Scenario 1: separated teams and independent pipelines
Organizations that just have started with these topics start with independent pipelines for both the application and the database itself. The application team and the DBAs do not work in tandem but maintain their very own pipelines. The biggest benefit in this scenario is the clear separation of concerns in terms of technical aspects. Yet those teams need to communicate a lot with each other to keep all in sync. Since this scenario is not ideal it’s only beneficial in the case of a completely independent database that does not directly interact with a connected application.
Scenario 2: deliver the database and application in one go
Both the database and the application have their own source code repositories and their integration paths are isolated from each other until both reach the delivery phase. They share the same Continuous Delivery process, this acts as the contact point between them. There is no such thing as synchronizing them together, only new changes will be delivered in one go.

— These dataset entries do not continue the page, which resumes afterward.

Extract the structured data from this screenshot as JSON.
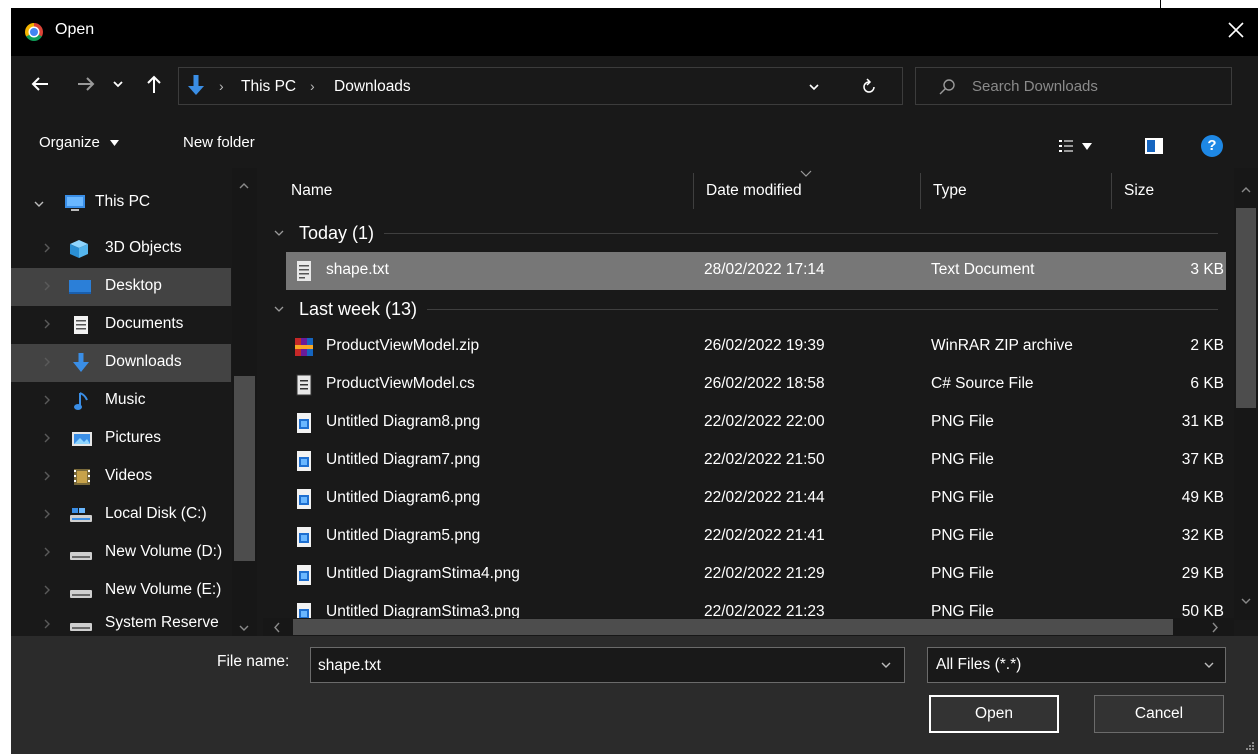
{
  "dialog": {
    "title": "Open",
    "app_icon": "chrome-icon",
    "close_icon": "close-icon"
  },
  "navigation": {
    "back_icon": "arrow-left-icon",
    "forward_icon": "arrow-right-icon",
    "recent_icon": "chevron-down-icon",
    "up_icon": "arrow-up-icon",
    "location_icon": "downloads-arrow-icon",
    "breadcrumbs": [
      "This PC",
      "Downloads"
    ],
    "search_placeholder": "Search Downloads"
  },
  "commands": {
    "organize": "Organize",
    "new_folder": "New folder",
    "view_icon": "view-options-icon",
    "preview_icon": "preview-pane-icon",
    "help_icon": "help-icon"
  },
  "tree": [
    {
      "label": "This PC",
      "icon": "this-pc-icon",
      "expanded": true
    },
    {
      "label": "3D Objects",
      "icon": "3d-objects-icon"
    },
    {
      "label": "Desktop",
      "icon": "desktop-icon",
      "selected": true
    },
    {
      "label": "Documents",
      "icon": "documents-icon"
    },
    {
      "label": "Downloads",
      "icon": "downloads-icon",
      "selected": true
    },
    {
      "label": "Music",
      "icon": "music-icon"
    },
    {
      "label": "Pictures",
      "icon": "pictures-icon"
    },
    {
      "label": "Videos",
      "icon": "videos-icon"
    },
    {
      "label": "Local Disk (C:)",
      "icon": "local-disk-icon"
    },
    {
      "label": "New Volume (D:)",
      "icon": "drive-icon"
    },
    {
      "label": "New Volume (E:)",
      "icon": "drive-icon"
    },
    {
      "label": "System Reserved",
      "icon": "drive-icon"
    }
  ],
  "columns": {
    "name": "Name",
    "date": "Date modified",
    "type": "Type",
    "size": "Size"
  },
  "groups": [
    {
      "label": "Today (1)",
      "rows": [
        {
          "name": "shape.txt",
          "date": "28/02/2022 17:14",
          "type": "Text Document",
          "size": "3 KB",
          "icon": "text-file-icon",
          "selected": true
        }
      ]
    },
    {
      "label": "Last week (13)",
      "rows": [
        {
          "name": "ProductViewModel.zip",
          "date": "26/02/2022 19:39",
          "type": "WinRAR ZIP archive",
          "size": "2 KB",
          "icon": "zip-archive-icon"
        },
        {
          "name": "ProductViewModel.cs",
          "date": "26/02/2022 18:58",
          "type": "C# Source File",
          "size": "6 KB",
          "icon": "source-file-icon"
        },
        {
          "name": "Untitled Diagram8.png",
          "date": "22/02/2022 22:00",
          "type": "PNG File",
          "size": "31 KB",
          "icon": "png-file-icon"
        },
        {
          "name": "Untitled Diagram7.png",
          "date": "22/02/2022 21:50",
          "type": "PNG File",
          "size": "37 KB",
          "icon": "png-file-icon"
        },
        {
          "name": "Untitled Diagram6.png",
          "date": "22/02/2022 21:44",
          "type": "PNG File",
          "size": "49 KB",
          "icon": "png-file-icon"
        },
        {
          "name": "Untitled Diagram5.png",
          "date": "22/02/2022 21:41",
          "type": "PNG File",
          "size": "32 KB",
          "icon": "png-file-icon"
        },
        {
          "name": "Untitled DiagramStima4.png",
          "date": "22/02/2022 21:29",
          "type": "PNG File",
          "size": "29 KB",
          "icon": "png-file-icon"
        },
        {
          "name": "Untitled DiagramStima3.png",
          "date": "22/02/2022 21:23",
          "type": "PNG File",
          "size": "50 KB",
          "icon": "png-file-icon"
        }
      ]
    }
  ],
  "footer": {
    "file_name_label": "File name:",
    "file_name_value": "shape.txt",
    "file_type_value": "All Files (*.*)",
    "open_label": "Open",
    "cancel_label": "Cancel"
  },
  "colors": {
    "background": "#191919",
    "titlebar": "#000000",
    "selected_row": "#777777",
    "selected_tree": "#434343",
    "accent": "#1e88e5"
  }
}
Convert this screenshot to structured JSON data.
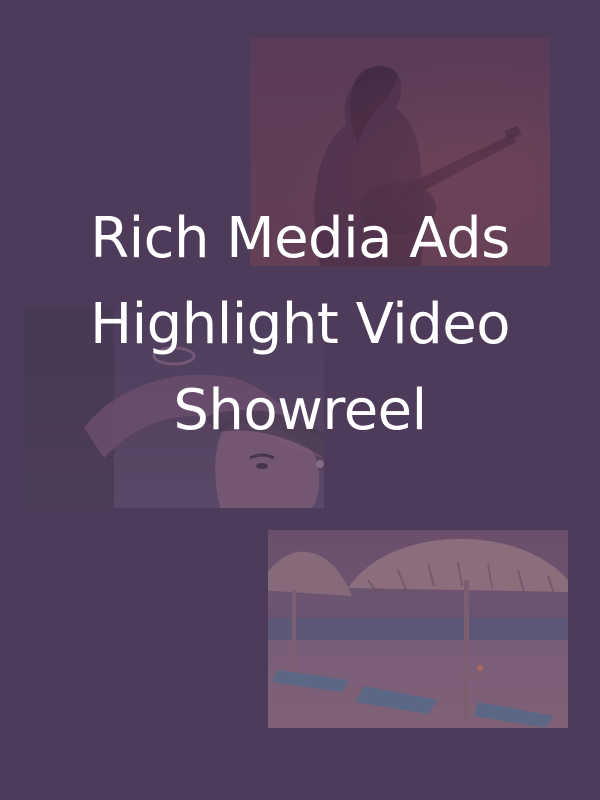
{
  "page": {
    "background_color": "#4e3a59",
    "text_color": "#ffffff"
  },
  "headline": {
    "lines": [
      "Rich Media Ads",
      "Highlight Video",
      "Showreel"
    ]
  },
  "tiles": [
    {
      "subject": "guitarist-silhouette"
    },
    {
      "subject": "woman-portrait"
    },
    {
      "subject": "beach-umbrellas"
    }
  ]
}
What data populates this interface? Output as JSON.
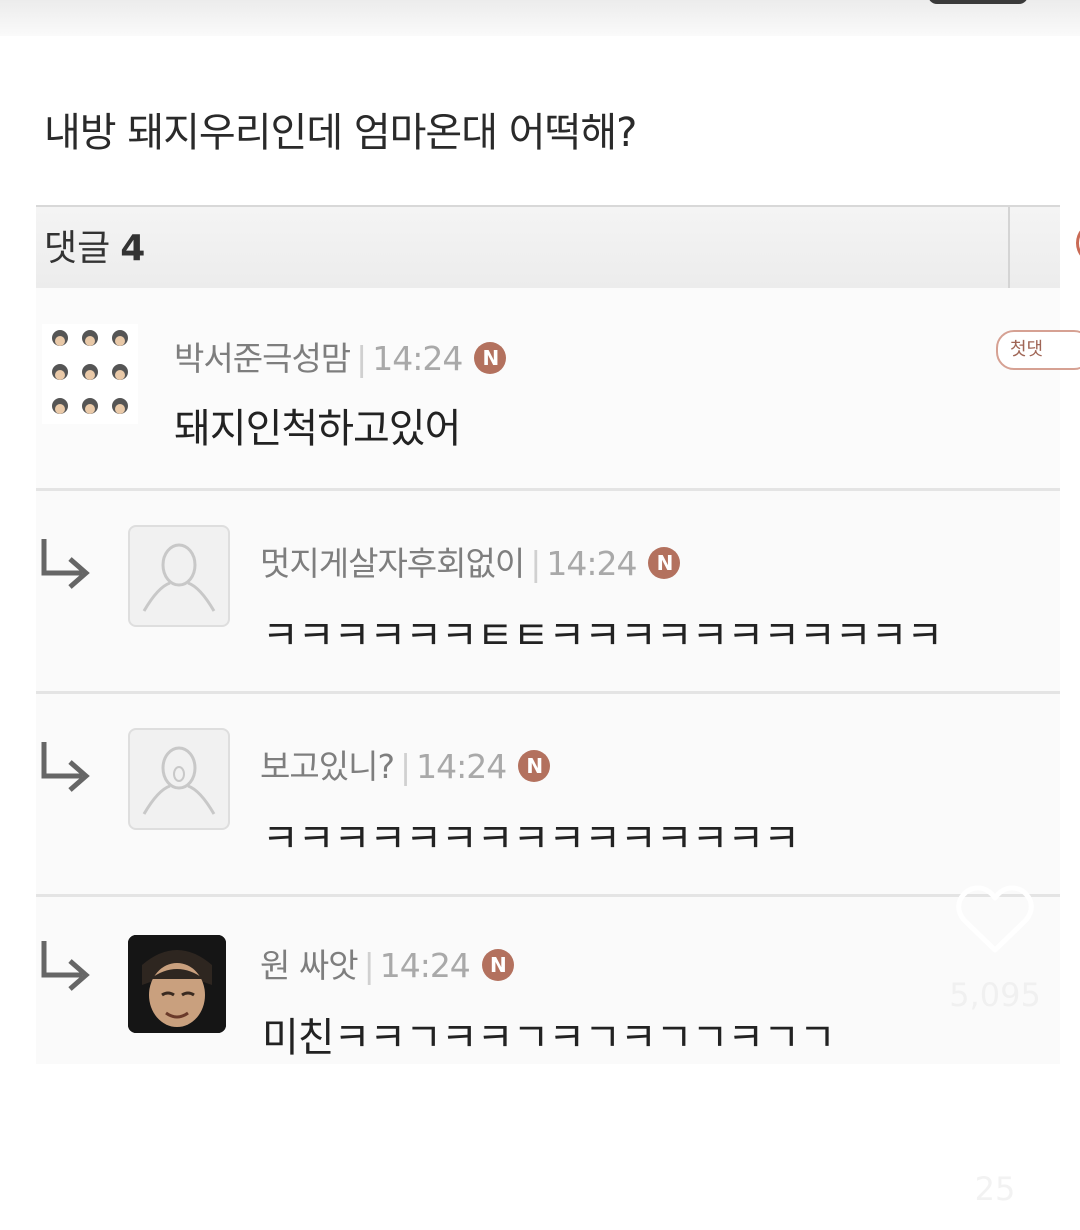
{
  "post": {
    "title": "내방 돼지우리인데 엄마온대 어떡해?"
  },
  "comment_header": {
    "label": "댓글",
    "count": "4"
  },
  "comments": [
    {
      "author": "박서준극성맘",
      "time": "14:24",
      "badge": "N",
      "tag": "첫댓",
      "text": "돼지인척하고있어"
    },
    {
      "author": "멋지게살자후회없이",
      "time": "14:24",
      "badge": "N",
      "text": "ㅋㅋㅋㅋㅋㅋㅌㅌㅋㅋㅋㅋㅋㅋㅋㅋㅋㅋㅋ"
    },
    {
      "author": "보고있니?",
      "time": "14:24",
      "badge": "N",
      "text": "ㅋㅋㅋㅋㅋㅋㅋㅋㅋㅋㅋㅋㅋㅋㅋ"
    },
    {
      "author": "원 싸앗",
      "time": "14:24",
      "badge": "N",
      "text": "미친ㅋㅋㄱㅋㅋㄱㅋㄱㅋㄱㄱㅋㄱㄱ"
    }
  ],
  "actions": {
    "likes": "5,095",
    "comments": "25"
  },
  "icons": {
    "like": "heart-icon",
    "comment": "comment-bubble-icon",
    "reply": "reply-arrow-icon",
    "new": "new-badge-icon"
  }
}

Scenario 3: build and deliver together
This is an interesting “intermediate step” just before an organization reaches the highest level of integration. The CI process is shared to some extent, while the source code still lives in distinct repositories. An example would be to only build, integrate and deliver a new version of the application as soon as the DB change has been verified and the CI process finishes successfully. It requires a positive outcome for both parties to guarantee a reliable change.
Scenario 4: application and database in a single pipeline
At the most sophisticated level, you can deliver either a new version of the database or a new version of the application, or even both. There is a constant synchronization of both aspects and there is only one pipeline for the CI as well as the CD phase. This scenario fully utilizes the opportunity DevOps gives to Developers and (in this case) DBAs as the (System)Operators – thus completely following the core principles to connect Dev and Ops to build and maintain reliable applications.
In this article, you’ve read a number of key considerations and practical aspects to integrate database-related changes into the DevOps cycle. There are some key differences to handle DB changes compared to application-related changes but there are also similarities that are basically easy to incorporate into your current way of working. Four different scenarios of CI/CD pipelines help you to gradually automate the level of synchronization between two aspects.
Some final notes to boost these initiatives are the increased levels of knowledge between the developer teams and the database administrators as well as a mutual understanding of how to apply these practices into reality. It increases the feedback on how the application and database work together since they are closely related to each other in 9 out of 10 cases. The more successful changes, the more confidence people will get to actually change the systems which propel new changes thus the delivery of new business features.